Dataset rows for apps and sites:
------------------------------------

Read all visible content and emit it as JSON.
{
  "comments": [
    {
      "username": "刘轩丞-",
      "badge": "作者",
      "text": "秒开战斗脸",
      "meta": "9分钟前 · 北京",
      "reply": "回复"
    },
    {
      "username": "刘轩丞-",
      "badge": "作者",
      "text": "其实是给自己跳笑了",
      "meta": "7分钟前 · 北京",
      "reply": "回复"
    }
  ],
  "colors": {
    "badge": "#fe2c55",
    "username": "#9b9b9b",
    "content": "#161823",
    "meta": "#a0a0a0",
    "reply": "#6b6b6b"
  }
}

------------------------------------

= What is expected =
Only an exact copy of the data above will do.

= Expected answer =
Read all visible content and emit it as JSON.
{
  "comments": [
    {
      "username": "刘轩丞-",
      "badge": "作者",
      "text": "秒开战斗脸",
      "meta": "9分钟前 · 北京",
      "reply": "回复"
    },
    {
      "username": "刘轩丞-",
      "badge": "作者",
      "text": "其实是给自己跳笑了",
      "meta": "7分钟前 · 北京",
      "reply": "回复"
    }
  ],
  "colors": {
    "badge": "#fe2c55",
    "username": "#9b9b9b",
    "content": "#161823",
    "meta": "#a0a0a0",
    "reply": "#6b6b6b"
  }
}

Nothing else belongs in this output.